Daughter of Edward and Ophelia Gumbel Godchaux; married Walter Kahn (n.d., divorced); children: one daughter
Elma Godchaux, daughter of a prominent Louisiana planter and granddaughter of a Jewish planter and philanthropist, was raised at the Godchaux sugar plantation. The family owned one of the largest sugar refineries in the world in 1938. Godchaux attended Radcliffe College and remained in the East for a number of years, marrying and giving birth to a daughter. The marriage ended in divorce, and Godchaux again used her maiden name. After living in New York City for a time, she moved to New Orleans, where she resided until her death.
Godchaux published five short stories and a novel and was at work on a second novel at the time of her early death. In Stubborn Roots (1936), a novel of the Old South, Godchaux describes the operation of a sugar cane plantation in the 1800s. Her portrayal of the herculean efforts, by landowner and workers alike, to protect the sugar cane crop from devastation by floods indicates Godchaux's ability to realistically depict people from all classes. The novel was reviewed with a considerable amount of praise. The Saturday Review of Literature called it "a remarkable novel," and the London Times described its characters as being "drawn with bold decision." The uncommon background and the vivid way in which the author presents it were noted by the Chicago Daily Tribune.
Godchaux dedicated her novel to "the memory of Edward Godchaux, Louisiana planter," and the book was written after the death of her father. The focus of the novel seems to be on the planter, Anton, who is drawn from memories of her father and her grandfather. Some critics, perhaps looking for a more romantic figure than Anton, seemed to misread and felt the central figure to be his cruel undisciplined wife, Marie Elizabeth, but it is likely the epic quality of the story of Anton is exactly what the author was seeking to portray, and what readers of the novel today may find most interesting in it.
Godchaux's short stories were first published by the Southern Review and the Frontier and Midland, and then were included in the Best Short Stories of 1935, the Best Short Stories of 1937, the O. Henry Memorial Prize Stories of 1936, and other anthologies.

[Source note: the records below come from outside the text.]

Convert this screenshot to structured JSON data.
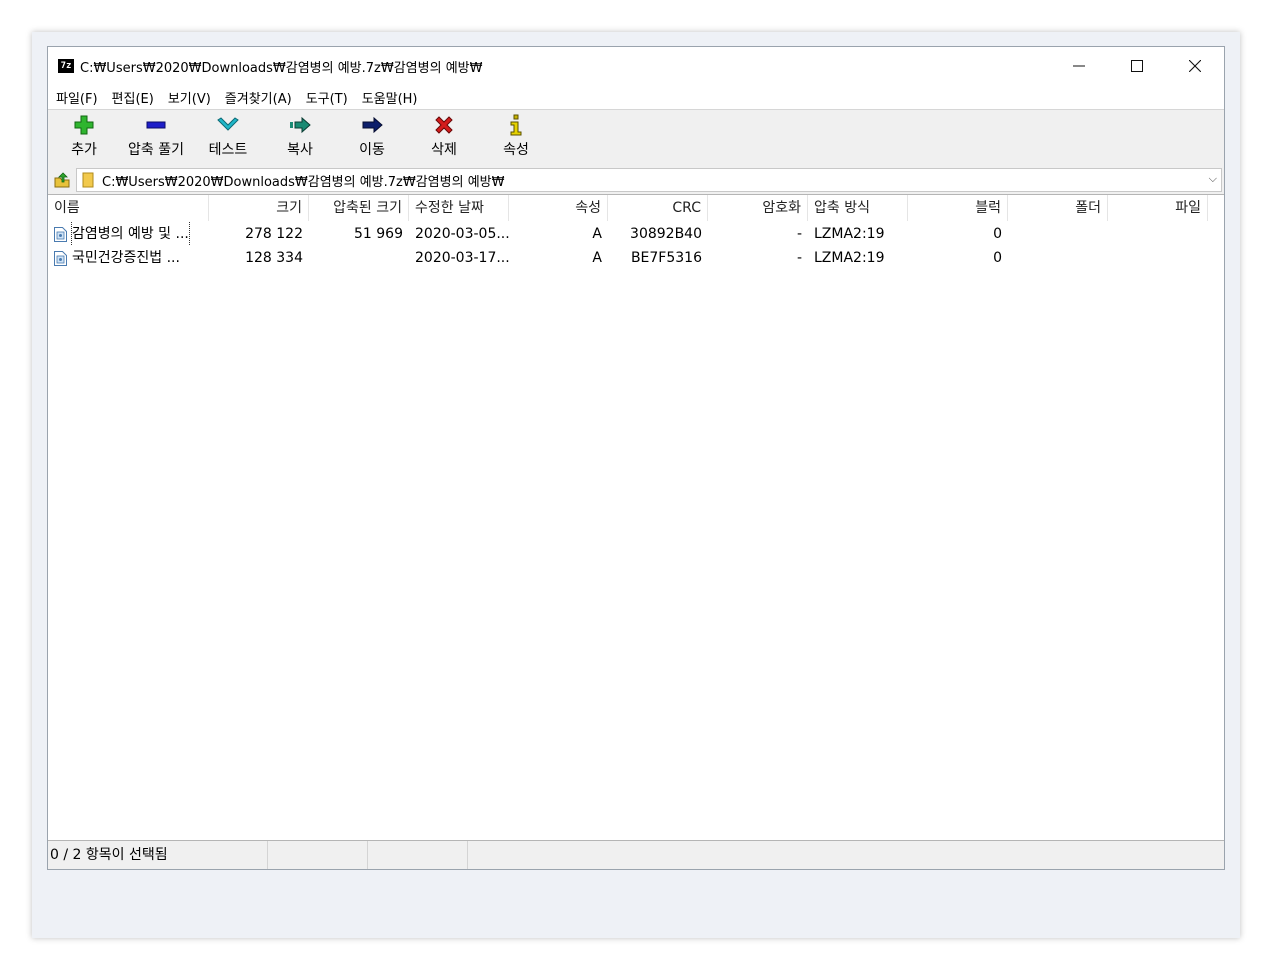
{
  "window": {
    "app_icon": "7z",
    "title": "C:₩Users₩2020₩Downloads₩감염병의 예방.7z₩감염병의 예방₩",
    "minimize_glyph": "—",
    "maximize_glyph": "☐",
    "close_glyph": "✕"
  },
  "menu": [
    "파일(F)",
    "편집(E)",
    "보기(V)",
    "즐겨찾기(A)",
    "도구(T)",
    "도움말(H)"
  ],
  "toolbar": {
    "add": "추가",
    "extract": "압축 풀기",
    "test": "테스트",
    "copy": "복사",
    "move": "이동",
    "delete": "삭제",
    "info": "속성"
  },
  "address": {
    "path": "C:₩Users₩2020₩Downloads₩감염병의 예방.7z₩감염병의 예방₩",
    "dropdown_glyph": "⌵"
  },
  "columns": {
    "name": "이름",
    "size": "크기",
    "packed": "압축된 크기",
    "modified": "수정한 날짜",
    "attributes": "속성",
    "crc": "CRC",
    "encrypted": "암호화",
    "method": "압축 방식",
    "block": "블럭",
    "folders": "폴더",
    "files": "파일"
  },
  "rows": [
    {
      "name": "감염병의 예방 및 ...",
      "size": "278 122",
      "packed": "51 969",
      "modified": "2020-03-05...",
      "attributes": "A",
      "crc": "30892B40",
      "encrypted": "-",
      "method": "LZMA2:19",
      "block": "0"
    },
    {
      "name": "국민건강증진법 ...",
      "size": "128 334",
      "packed": "",
      "modified": "2020-03-17...",
      "attributes": "A",
      "crc": "BE7F5316",
      "encrypted": "-",
      "method": "LZMA2:19",
      "block": "0"
    }
  ],
  "status": {
    "selection": "0 / 2 항목이 선택됨"
  },
  "colors": {
    "add_icon": "#2fb52f",
    "extract_icon": "#1d1dc8",
    "test_icon": "#1fb7c9",
    "copy_icon": "#1a8a73",
    "move_icon": "#0d1f6b",
    "delete_icon": "#d41c1c",
    "info_icon": "#c8b400"
  }
}
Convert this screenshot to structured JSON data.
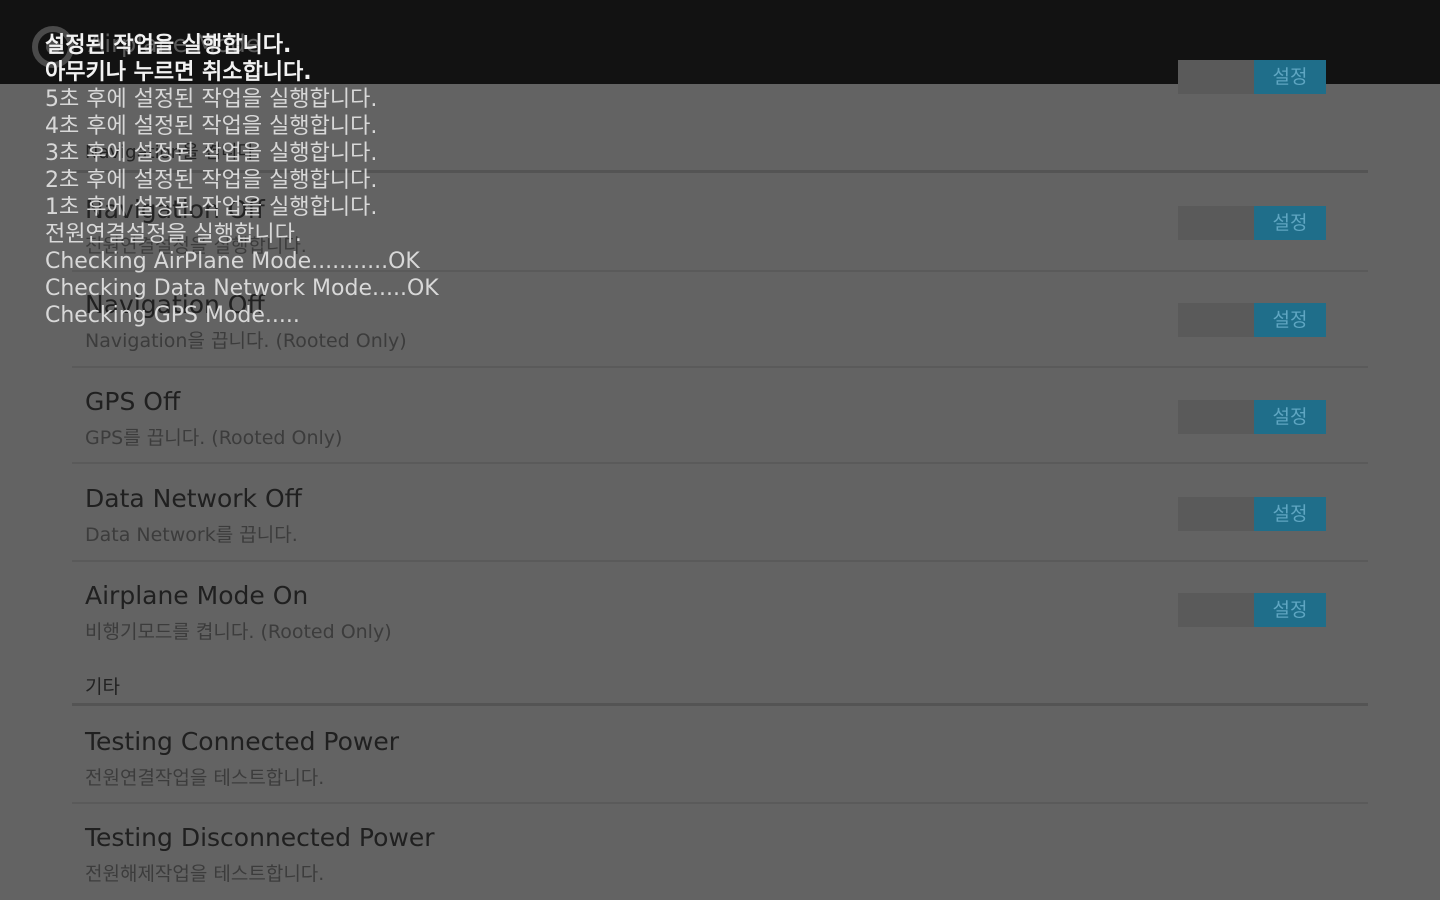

In one of Godchaux's short stories, "Chains," the protagonist is a poor Cajun who owns only a small patch of swampland. Quite different from Anton, the leading character in Stubborn Roots, he is a most unusual sort of landowner in that, although he loves the land, he does not actually work it. Both the Cajun man and Anton, however, are indicative of many of the writer's characters, who act on their principles and become defined by those actions, rather than by tangible rewards or achievements.
Critics praised both Godchaux's novel and short stories in her own lifetime. She believed "all ordinary experience is fleeting.… Writing is something to live for. If it is your work you can hold it with you. Everything else somehow always escapes." Unfortunately, Godchaux's writing career, although noteworthy, was very brief. She did not begin to write until her daughter was in college, and she died prematurely at the age of forty-four.
Goldstein, A., "The Creative Spirit," in The Past As Prelude: New Orleans 1718-1968 (1968). McVoy, L. C., and R. Campbell, eds., A Bibliography of Fiction by Louisianians and on Louisiana Subjects (1935).
New Orleans Times-Picayune (5 April 1936, 4 April 1941).
—DOROTHY H. BROWN